My initial interest in the disease had to do with my mother-in-law. While she was never specifically diagnosed with Altzheimer's, she did have dementia of some kind. (Of course, one of the difficulties with Altzheimer's is that there aren't any definitive tests to diagnose it -- yet.) Over the course of years, Ma grew less and less able to cope with her day to day life, eventually struggling to recognize those around her. Since the disease progressed fairly slowly, at first, it was difficult to be sure what was happening, both for her and for those of us who loved her. By the time it was evident that it was likely she had Altzheimer's, she had already lost many of her abilities to cope. Researchers are trying to find ways to diagnose it earlier, slow the progression of the disease, and find a cure.

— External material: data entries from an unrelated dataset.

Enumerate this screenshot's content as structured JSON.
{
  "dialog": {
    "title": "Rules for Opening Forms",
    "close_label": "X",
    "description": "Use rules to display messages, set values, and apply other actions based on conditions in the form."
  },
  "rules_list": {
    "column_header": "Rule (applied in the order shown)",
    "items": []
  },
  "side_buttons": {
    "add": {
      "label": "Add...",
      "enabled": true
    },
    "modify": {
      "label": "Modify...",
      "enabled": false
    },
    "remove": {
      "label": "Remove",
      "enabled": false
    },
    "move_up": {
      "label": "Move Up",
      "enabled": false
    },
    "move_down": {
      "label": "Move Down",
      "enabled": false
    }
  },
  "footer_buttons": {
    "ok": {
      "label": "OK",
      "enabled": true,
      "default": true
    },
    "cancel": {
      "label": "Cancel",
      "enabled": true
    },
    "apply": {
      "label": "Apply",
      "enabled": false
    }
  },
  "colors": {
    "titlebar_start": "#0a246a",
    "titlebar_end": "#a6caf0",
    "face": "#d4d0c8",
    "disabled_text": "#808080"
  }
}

There is a World Series Quilt Challenge going on right now to benefit the Altzheimer's Art Quilt Initiative (AAQI). The organization was started by Ami Simms to raise money for Altzheimer's research. The leagues for the Challenge include the American Quilt League (Hollis Chatelain, John Flynn, Becky Goldsmith, and Sue Nickels) and the National Quilt League (Caryl Bryer Fallert, Judy Mathieson, Mary Sorensen, and Ricky Tims). Each quilter has created a quilt for auction online between November 1 and 10. The quilts will also be at the International Quilt Festival in Houston from November 3rd to the 7th. In addition, there are ongoing auctions and sales of small quilts by many artists through the organization's website. For more information, please check it out at http://www.alzquilts.org/.
Until next time, may you experience peace and all good.